[DATA SUPPLIED Boundary: Start]
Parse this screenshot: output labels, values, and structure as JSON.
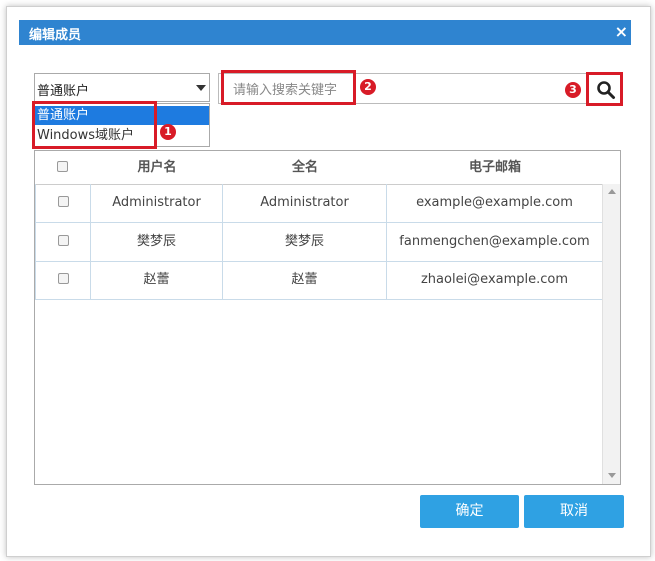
{
  "dialog": {
    "title": "编辑成员",
    "close_glyph": "✕"
  },
  "account_type": {
    "selected": "普通账户",
    "options": [
      "普通账户",
      "Windows域账户"
    ]
  },
  "search": {
    "placeholder": "请输入搜索关键字",
    "icon": "search-icon"
  },
  "annotations": [
    "1",
    "2",
    "3"
  ],
  "table": {
    "columns": [
      "",
      "用户名",
      "全名",
      "电子邮箱"
    ],
    "rows": [
      {
        "username": "Administrator",
        "fullname": "Administrator",
        "email": "example@example.com"
      },
      {
        "username": "樊梦辰",
        "fullname": "樊梦辰",
        "email": "fanmengchen@example.com"
      },
      {
        "username": "赵蕾",
        "fullname": "赵蕾",
        "email": "zhaolei@example.com"
      }
    ]
  },
  "footer": {
    "confirm_label": "确定",
    "cancel_label": "取消"
  },
  "colors": {
    "titlebar": "#2f84d0",
    "highlight": "#d81b27",
    "button": "#2fa1e3",
    "selected_option": "#1e7be0"
  }
}
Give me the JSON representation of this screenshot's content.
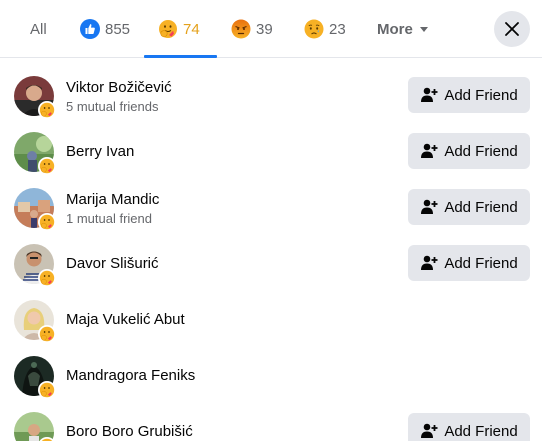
{
  "tabs": {
    "all": {
      "label": "All"
    },
    "like": {
      "count": "855"
    },
    "care": {
      "count": "74"
    },
    "angry": {
      "count": "39"
    },
    "sad": {
      "count": "23"
    },
    "more": {
      "label": "More"
    }
  },
  "colors": {
    "accent": "#1877f2",
    "active_tab": "#e4a11b",
    "button_bg": "#e4e6eb",
    "secondary_text": "#65676b"
  },
  "people": [
    {
      "name": "Viktor Božičević",
      "mutual": "5 mutual friends",
      "action": "Add Friend"
    },
    {
      "name": "Berry Ivan",
      "mutual": "",
      "action": "Add Friend"
    },
    {
      "name": "Marija Mandic",
      "mutual": "1 mutual friend",
      "action": "Add Friend"
    },
    {
      "name": "Davor Slišurić",
      "mutual": "",
      "action": "Add Friend"
    },
    {
      "name": "Maja Vukelić Abut",
      "mutual": "",
      "action": ""
    },
    {
      "name": "Mandragora Feniks",
      "mutual": "",
      "action": ""
    },
    {
      "name": "Boro Boro Grubišić",
      "mutual": "",
      "action": "Add Friend"
    }
  ],
  "icons": {
    "close": "close-icon",
    "add_friend": "add-person-icon",
    "reaction": "care-reaction-icon"
  }
}
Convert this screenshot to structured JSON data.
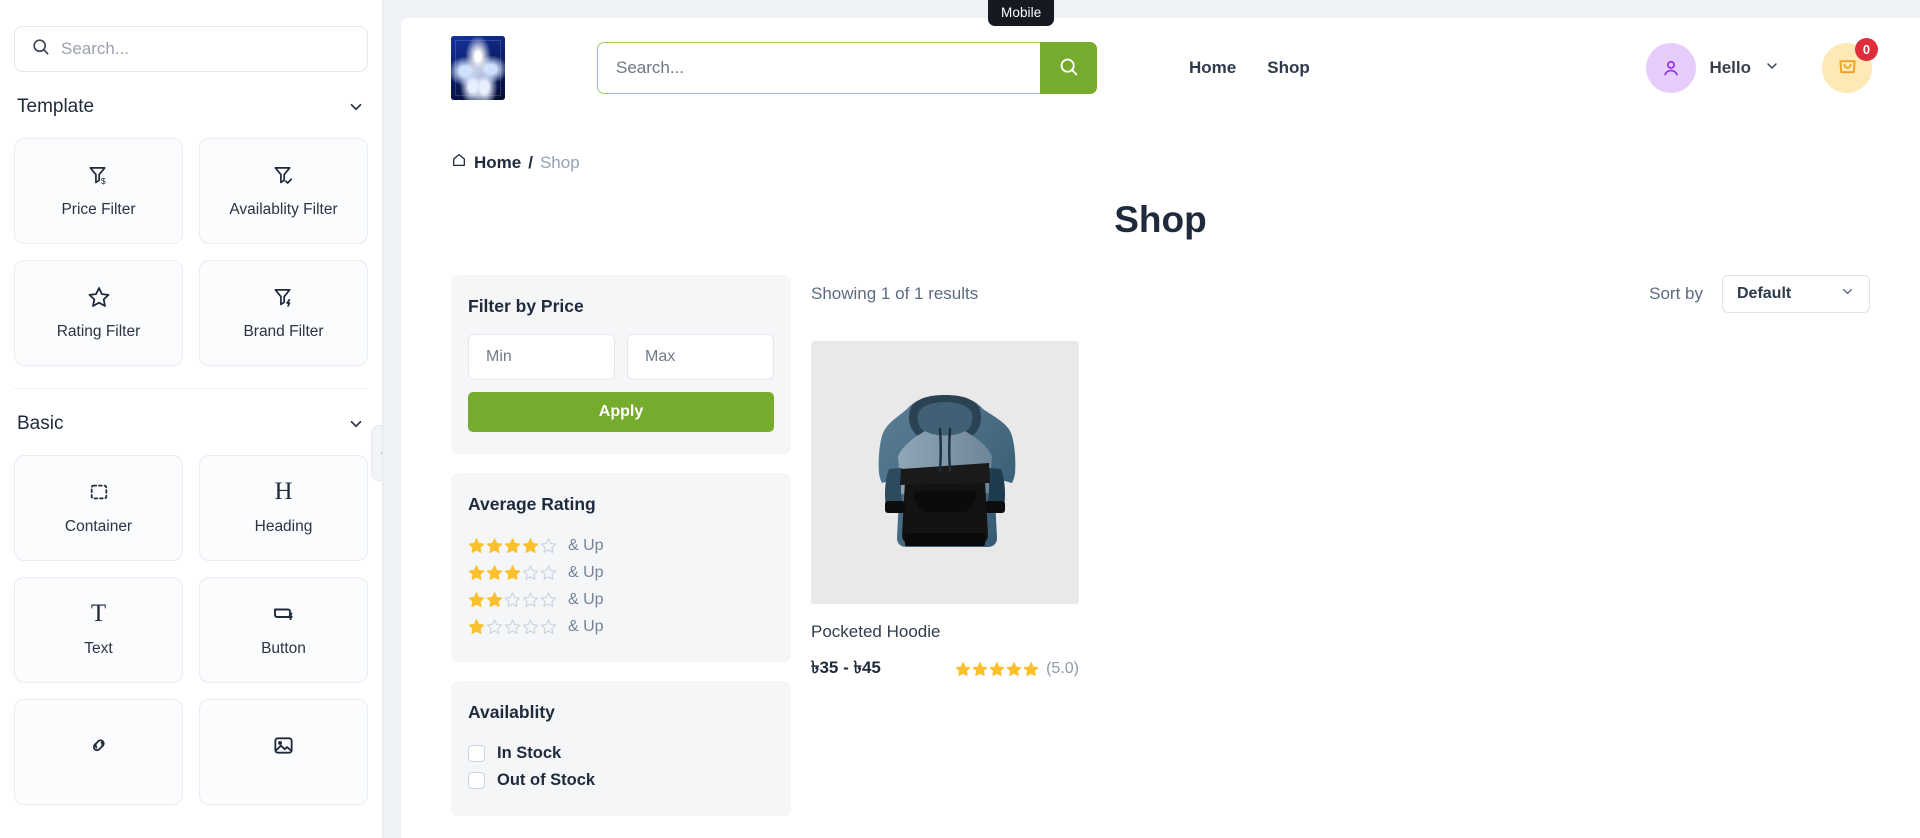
{
  "sidebar": {
    "search": {
      "placeholder": "Search...",
      "value": ""
    },
    "sections": [
      {
        "title": "Template",
        "items": [
          {
            "label": "Price Filter",
            "icon": "price-filter-icon"
          },
          {
            "label": "Availablity Filter",
            "icon": "availability-filter-icon"
          },
          {
            "label": "Rating Filter",
            "icon": "rating-filter-icon"
          },
          {
            "label": "Brand Filter",
            "icon": "brand-filter-icon"
          }
        ]
      },
      {
        "title": "Basic",
        "items": [
          {
            "label": "Container",
            "icon": "container-icon"
          },
          {
            "label": "Heading",
            "icon": "heading-icon"
          },
          {
            "label": "Text",
            "icon": "text-icon"
          },
          {
            "label": "Button",
            "icon": "button-icon"
          },
          {
            "label": "",
            "icon": "link-icon"
          },
          {
            "label": "",
            "icon": "image-icon"
          }
        ]
      }
    ]
  },
  "canvas": {
    "device_tab": "Mobile"
  },
  "store_header": {
    "search": {
      "placeholder": "Search...",
      "value": ""
    },
    "nav": [
      "Home",
      "Shop"
    ],
    "account_label": "Hello",
    "cart_count": "0"
  },
  "breadcrumb": {
    "home": "Home",
    "separator": "/",
    "current": "Shop"
  },
  "page": {
    "title": "Shop"
  },
  "filters": {
    "price": {
      "title": "Filter by Price",
      "min_placeholder": "Min",
      "max_placeholder": "Max",
      "min_value": "",
      "max_value": "",
      "apply_label": "Apply"
    },
    "rating": {
      "title": "Average Rating",
      "suffix": "& Up",
      "rows": [
        4,
        3,
        2,
        1
      ]
    },
    "availability": {
      "title": "Availablity",
      "options": [
        {
          "label": "In Stock",
          "checked": false
        },
        {
          "label": "Out of Stock",
          "checked": false
        }
      ]
    }
  },
  "results": {
    "showing": "Showing 1 of 1 results",
    "sort_label": "Sort by",
    "sort_value": "Default",
    "products": [
      {
        "name": "Pocketed Hoodie",
        "price": "৳35 - ৳45",
        "rating": 5,
        "rating_text": "(5.0)"
      }
    ]
  },
  "colors": {
    "accent_green": "#76ac2e",
    "star_yellow": "#fbc02d",
    "badge_red": "#e02d3c",
    "avatar_purple": "#e7cdfb",
    "cart_yellow": "#fde9b5",
    "text_dark": "#1f2a3c"
  }
}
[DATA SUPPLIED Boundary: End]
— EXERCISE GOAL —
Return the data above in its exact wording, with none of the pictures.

— EXERCISE SOLUTION —
Parse this screenshot: output labels, values, and structure as JSON.
{
  "dialog": {
    "title": "编辑成员",
    "close_glyph": "✕"
  },
  "account_type": {
    "selected": "普通账户",
    "options": [
      "普通账户",
      "Windows域账户"
    ]
  },
  "search": {
    "placeholder": "请输入搜索关键字",
    "icon": "search-icon"
  },
  "annotations": [
    "1",
    "2",
    "3"
  ],
  "table": {
    "columns": [
      "",
      "用户名",
      "全名",
      "电子邮箱"
    ],
    "rows": [
      {
        "username": "Administrator",
        "fullname": "Administrator",
        "email": "example@example.com"
      },
      {
        "username": "樊梦辰",
        "fullname": "樊梦辰",
        "email": "fanmengchen@example.com"
      },
      {
        "username": "赵蕾",
        "fullname": "赵蕾",
        "email": "zhaolei@example.com"
      }
    ]
  },
  "footer": {
    "confirm_label": "确定",
    "cancel_label": "取消"
  },
  "colors": {
    "titlebar": "#2f84d0",
    "highlight": "#d81b27",
    "button": "#2fa1e3",
    "selected_option": "#1e7be0"
  }
}
Give me the JSON representation of this screenshot's content.
{
  "tabs": {
    "all": {
      "label": "All"
    },
    "like": {
      "count": "855"
    },
    "care": {
      "count": "74"
    },
    "angry": {
      "count": "39"
    },
    "sad": {
      "count": "23"
    },
    "more": {
      "label": "More"
    }
  },
  "colors": {
    "accent": "#1877f2",
    "active_tab": "#e4a11b",
    "button_bg": "#e4e6eb",
    "secondary_text": "#65676b"
  },
  "people": [
    {
      "name": "Viktor Božičević",
      "mutual": "5 mutual friends",
      "action": "Add Friend"
    },
    {
      "name": "Berry Ivan",
      "mutual": "",
      "action": "Add Friend"
    },
    {
      "name": "Marija Mandic",
      "mutual": "1 mutual friend",
      "action": "Add Friend"
    },
    {
      "name": "Davor Slišurić",
      "mutual": "",
      "action": "Add Friend"
    },
    {
      "name": "Maja Vukelić Abut",
      "mutual": "",
      "action": ""
    },
    {
      "name": "Mandragora Feniks",
      "mutual": "",
      "action": ""
    },
    {
      "name": "Boro Boro Grubišić",
      "mutual": "",
      "action": "Add Friend"
    }
  ],
  "icons": {
    "close": "close-icon",
    "add_friend": "add-person-icon",
    "reaction": "care-reaction-icon"
  }
}
Convert this screenshot to structured JSON data.
{
  "sidebar": {
    "search": {
      "placeholder": "Search...",
      "value": ""
    },
    "sections": [
      {
        "title": "Template",
        "items": [
          {
            "label": "Price Filter",
            "icon": "price-filter-icon"
          },
          {
            "label": "Availablity Filter",
            "icon": "availability-filter-icon"
          },
          {
            "label": "Rating Filter",
            "icon": "rating-filter-icon"
          },
          {
            "label": "Brand Filter",
            "icon": "brand-filter-icon"
          }
        ]
      },
      {
        "title": "Basic",
        "items": [
          {
            "label": "Container",
            "icon": "container-icon"
          },
          {
            "label": "Heading",
            "icon": "heading-icon"
          },
          {
            "label": "Text",
            "icon": "text-icon"
          },
          {
            "label": "Button",
            "icon": "button-icon"
          },
          {
            "label": "",
            "icon": "link-icon"
          },
          {
            "label": "",
            "icon": "image-icon"
          }
        ]
      }
    ]
  },
  "canvas": {
    "device_tab": "Mobile"
  },
  "store_header": {
    "search": {
      "placeholder": "Search...",
      "value": ""
    },
    "nav": [
      "Home",
      "Shop"
    ],
    "account_label": "Hello",
    "cart_count": "0"
  },
  "breadcrumb": {
    "home": "Home",
    "separator": "/",
    "current": "Shop"
  },
  "page": {
    "title": "Shop"
  },
  "filters": {
    "price": {
      "title": "Filter by Price",
      "min_placeholder": "Min",
      "max_placeholder": "Max",
      "min_value": "",
      "max_value": "",
      "apply_label": "Apply"
    },
    "rating": {
      "title": "Average Rating",
      "suffix": "& Up",
      "rows": [
        4,
        3,
        2,
        1
      ]
    },
    "availability": {
      "title": "Availablity",
      "options": [
        {
          "label": "In Stock",
          "checked": false
        },
        {
          "label": "Out of Stock",
          "checked": false
        }
      ]
    }
  },
  "results": {
    "showing": "Showing 1 of 1 results",
    "sort_label": "Sort by",
    "sort_value": "Default",
    "products": [
      {
        "name": "Pocketed Hoodie",
        "price": "৳35 - ৳45",
        "rating": 5,
        "rating_text": "(5.0)"
      }
    ]
  },
  "colors": {
    "accent_green": "#76ac2e",
    "star_yellow": "#fbc02d",
    "badge_red": "#e02d3c",
    "avatar_purple": "#e7cdfb",
    "cart_yellow": "#fde9b5",
    "text_dark": "#1f2a3c"
  }
}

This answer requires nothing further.